Health authorities are repeating the mistakes of the past in combating the deadly virus, Ebola, more than a year after its onset in Guinea and Sierra Leone, warns the international president of Doctors Without Borders (MSF).
Joanne Liu's remarks on Saturday come a day after Sierra Leone imposed a three-week daytime curfew in the last Ebola-hit areas in a bid to curb a resurgence of the deadly virus, which has killed about 3,900 people in the country.
Neighboring Liberia was declared Ebola-free in May, but hopes that Sierra Leone and Guinea would quickly follow suit have been dashed in recent weeks.
"We are still making the same mistakes as we did in the past," said Liu. "We know now that engaging the community in the response is essential.

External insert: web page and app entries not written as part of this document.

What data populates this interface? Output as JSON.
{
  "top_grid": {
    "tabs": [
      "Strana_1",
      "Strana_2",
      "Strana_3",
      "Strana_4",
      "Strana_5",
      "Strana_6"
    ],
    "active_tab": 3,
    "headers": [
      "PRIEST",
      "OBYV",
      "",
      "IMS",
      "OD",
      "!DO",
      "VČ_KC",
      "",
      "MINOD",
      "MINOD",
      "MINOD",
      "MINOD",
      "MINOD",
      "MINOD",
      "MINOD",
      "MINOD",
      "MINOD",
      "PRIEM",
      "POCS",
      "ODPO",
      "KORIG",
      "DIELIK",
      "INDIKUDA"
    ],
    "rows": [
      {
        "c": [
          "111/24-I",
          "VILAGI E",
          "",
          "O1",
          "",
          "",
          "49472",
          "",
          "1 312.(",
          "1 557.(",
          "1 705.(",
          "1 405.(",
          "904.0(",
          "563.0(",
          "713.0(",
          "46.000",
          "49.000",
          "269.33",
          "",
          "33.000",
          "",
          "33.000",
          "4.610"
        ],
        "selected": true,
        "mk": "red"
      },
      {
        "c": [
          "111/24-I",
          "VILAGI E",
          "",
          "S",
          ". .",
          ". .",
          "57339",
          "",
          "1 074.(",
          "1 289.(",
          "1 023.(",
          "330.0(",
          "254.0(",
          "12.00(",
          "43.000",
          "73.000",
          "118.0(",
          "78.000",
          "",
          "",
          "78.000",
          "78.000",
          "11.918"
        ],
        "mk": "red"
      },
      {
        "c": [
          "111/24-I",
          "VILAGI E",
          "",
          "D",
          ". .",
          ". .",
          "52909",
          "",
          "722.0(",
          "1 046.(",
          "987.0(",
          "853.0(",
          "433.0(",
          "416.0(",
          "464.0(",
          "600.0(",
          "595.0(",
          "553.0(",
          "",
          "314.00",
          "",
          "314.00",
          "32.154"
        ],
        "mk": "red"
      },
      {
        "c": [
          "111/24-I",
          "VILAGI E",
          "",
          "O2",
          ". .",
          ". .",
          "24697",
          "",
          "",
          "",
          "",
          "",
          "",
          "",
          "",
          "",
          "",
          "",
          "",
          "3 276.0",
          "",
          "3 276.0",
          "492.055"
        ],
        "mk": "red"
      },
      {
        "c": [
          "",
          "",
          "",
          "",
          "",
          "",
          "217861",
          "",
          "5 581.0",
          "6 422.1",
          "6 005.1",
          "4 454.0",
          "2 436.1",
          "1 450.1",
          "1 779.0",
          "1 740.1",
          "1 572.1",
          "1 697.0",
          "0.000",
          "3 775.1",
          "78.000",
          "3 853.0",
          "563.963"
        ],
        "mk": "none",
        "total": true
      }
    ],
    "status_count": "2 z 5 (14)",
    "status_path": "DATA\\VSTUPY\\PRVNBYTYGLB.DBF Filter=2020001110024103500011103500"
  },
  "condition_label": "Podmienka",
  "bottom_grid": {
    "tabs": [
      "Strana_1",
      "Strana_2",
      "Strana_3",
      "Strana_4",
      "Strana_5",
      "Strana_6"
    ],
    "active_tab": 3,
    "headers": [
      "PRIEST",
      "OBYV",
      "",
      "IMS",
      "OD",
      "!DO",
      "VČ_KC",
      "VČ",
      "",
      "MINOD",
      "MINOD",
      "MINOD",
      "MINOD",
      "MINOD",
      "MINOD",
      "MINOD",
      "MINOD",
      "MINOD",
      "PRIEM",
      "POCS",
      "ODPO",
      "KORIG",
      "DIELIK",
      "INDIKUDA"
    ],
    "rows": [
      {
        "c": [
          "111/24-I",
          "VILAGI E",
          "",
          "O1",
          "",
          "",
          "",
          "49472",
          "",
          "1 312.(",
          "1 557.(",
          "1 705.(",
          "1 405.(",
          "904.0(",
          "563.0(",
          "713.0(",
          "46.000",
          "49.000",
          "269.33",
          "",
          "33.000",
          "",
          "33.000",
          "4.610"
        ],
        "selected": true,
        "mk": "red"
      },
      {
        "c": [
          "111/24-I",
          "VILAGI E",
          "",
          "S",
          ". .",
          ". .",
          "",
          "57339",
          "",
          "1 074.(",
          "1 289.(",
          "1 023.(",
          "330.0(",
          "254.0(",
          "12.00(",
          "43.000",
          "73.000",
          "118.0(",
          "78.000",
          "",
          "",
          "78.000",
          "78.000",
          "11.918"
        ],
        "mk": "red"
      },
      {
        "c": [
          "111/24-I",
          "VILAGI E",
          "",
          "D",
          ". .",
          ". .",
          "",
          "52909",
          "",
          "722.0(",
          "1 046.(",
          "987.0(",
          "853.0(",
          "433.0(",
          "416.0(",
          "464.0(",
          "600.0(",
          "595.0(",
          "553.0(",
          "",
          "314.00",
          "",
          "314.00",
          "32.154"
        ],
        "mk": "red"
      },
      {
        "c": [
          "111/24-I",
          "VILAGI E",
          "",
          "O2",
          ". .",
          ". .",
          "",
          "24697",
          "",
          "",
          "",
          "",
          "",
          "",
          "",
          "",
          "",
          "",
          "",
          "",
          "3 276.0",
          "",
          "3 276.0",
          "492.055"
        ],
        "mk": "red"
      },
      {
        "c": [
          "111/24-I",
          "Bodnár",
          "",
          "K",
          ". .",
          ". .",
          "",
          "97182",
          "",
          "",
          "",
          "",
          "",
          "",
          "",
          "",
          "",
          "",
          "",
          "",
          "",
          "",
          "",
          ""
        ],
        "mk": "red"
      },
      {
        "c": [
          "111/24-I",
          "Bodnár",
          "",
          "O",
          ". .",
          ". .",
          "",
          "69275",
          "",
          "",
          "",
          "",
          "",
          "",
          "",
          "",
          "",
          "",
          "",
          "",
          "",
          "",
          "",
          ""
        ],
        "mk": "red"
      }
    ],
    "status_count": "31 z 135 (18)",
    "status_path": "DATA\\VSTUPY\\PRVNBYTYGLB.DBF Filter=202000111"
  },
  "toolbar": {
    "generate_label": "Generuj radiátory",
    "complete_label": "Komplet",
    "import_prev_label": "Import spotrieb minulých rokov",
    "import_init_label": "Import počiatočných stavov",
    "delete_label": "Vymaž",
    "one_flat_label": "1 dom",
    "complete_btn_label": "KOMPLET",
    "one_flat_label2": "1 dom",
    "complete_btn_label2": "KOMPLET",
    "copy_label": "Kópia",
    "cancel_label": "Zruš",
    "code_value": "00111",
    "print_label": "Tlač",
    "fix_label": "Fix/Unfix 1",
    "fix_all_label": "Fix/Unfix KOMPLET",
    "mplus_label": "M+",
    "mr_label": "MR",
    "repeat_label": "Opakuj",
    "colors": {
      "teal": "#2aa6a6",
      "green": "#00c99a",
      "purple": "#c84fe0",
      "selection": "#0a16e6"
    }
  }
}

But we also know that leadership at the government level is absolutely essential."
Liu said that when "certain political interests are prioritized over the response to the epidemic, this does not work," an apparent reference to Guinea, where the issue of combating Ebola has been a subject of debate between President Alpha Conde and the opposition.
The World Health Organization (WHO) said on Wednesday the retreat of the virus "has stalled", after a second consecutive weekly increase in incidences of Ebola in Guinea and Sierra Leone.
One of the deadliest viruses known to man, Ebola is spread only through direct contact with the bodily fluids of an infected person showing symptoms, such as fever or vomiting.